George Packer: “I’m as interested as anyone in who will win, place, and show in Iowa; and whether Santorum’s surge can last or he’ll go the way of Bachmann, Perry, Cain, and Gingrich; and whether South Carolina will be Gingrich’s firewall or his grave; and whether Romney will wrap it up in Florida or find himself in a trench war with one or two surviving conservatives; and whether Ron Paul can hold on till Tampa and make the convention interesting… This is what makes campaigns fun. No one can accuse the Republicans of failing to deliver in the departments of horse race and spectacle, and I’m with Ryan Lizza — I want it to last longer.”
“But political journalism — unlike war reporting — long ago stopped being about what is true or important. Sometime in the nineteen-eighties, reporters began covering politics like sports and entertainment. How many times and ways can you say that the Republican Party has descended into unreality and extremism before you lose your viewers and readers? On the other hand, there’s an endless appetite for stories about Santorum’s effort to reach out beyond his evangelical base, or Gingrich playing the expectations game in Iowa. This stuff is political candy.”
Twelve Super PACs spent $12.9 million in Iowa and other early GOP battleground states through New Year’s Day, according to iWatch News.
The top beneficiary was Mitt Romney, who saw $4.6 million was spent on his behalf, the vast majority for ads targeting Newt Gingrich. Second was Rick Perry, who benefited from $3.7 million in outside spending.
Most interesting: Ten of the 12 Super PACS have not yet reported their donors. The two that have did so last summer.
Mark Blumenthal breaks down the latest polling which suggests Mitt Romney will win the Iowa caucuses tonight.
“Yes, the recent surge of support for Rick Santorum is real and could conceivably produce a surprise result Tuesday night. It is also possible that Ron Paul could pull off an upset, particularly if polls have been under-sampling his supporters. But for now, the best evidence available says that Romney is ahead in Iowa and is likely to stay ahead once all the votes are counted.”
Nate Silver forecasts a 42% chance of a Romney win, a 34% chance for Paul and a 20% chance for Santorum.
Harry Enten: “Now, something may go horribly wrong. It’s still tight, and polls have gotten primary/caucus results wrong before. But when Mitt Romney says “We’re going to win this thing”, I gotta say the numbers agree with him.”
President Obama’s top pollster, Joel Benenson, tells BuzzFeed that the Republican party’s “self-inflicted wounds” will continue to haunt their nominee through 2012.
Said Benenson: “The reality is that there’s a lot less enthusiasm for this field than people may have touted. This is a field where every candidate comes with significant flaws in terms of the general election, in terms of their economic values, in terms of their extreme positions, in terms being under the influence of the Tea Party.”

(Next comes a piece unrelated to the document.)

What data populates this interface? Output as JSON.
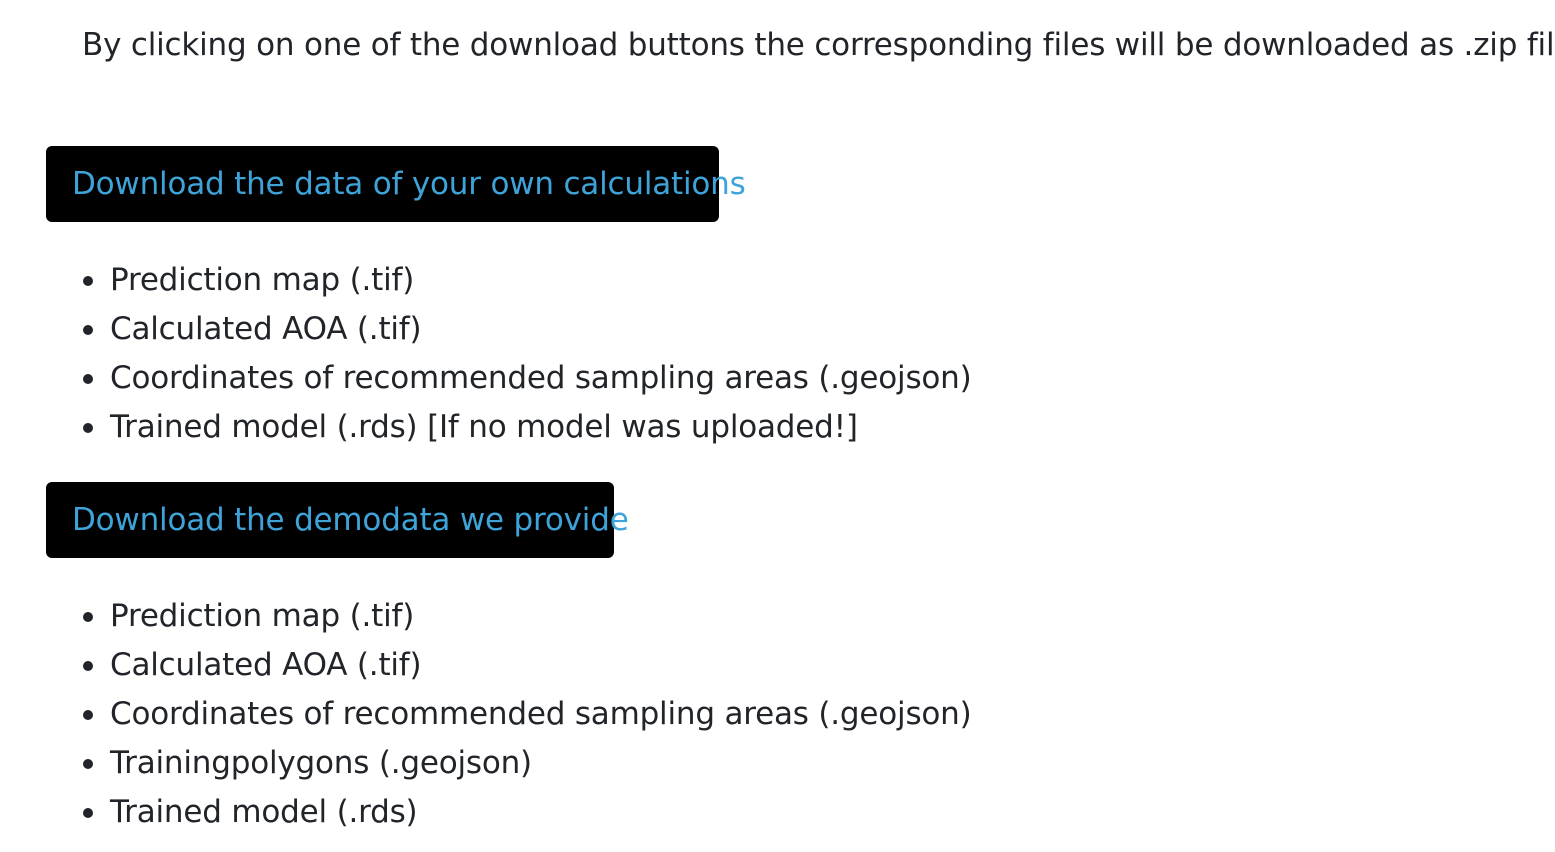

Benenson also predicted a long primary, in which Mitt Romney is forced to campaign through the Spring.Explore posts in the same categories: Candidates, National, Politics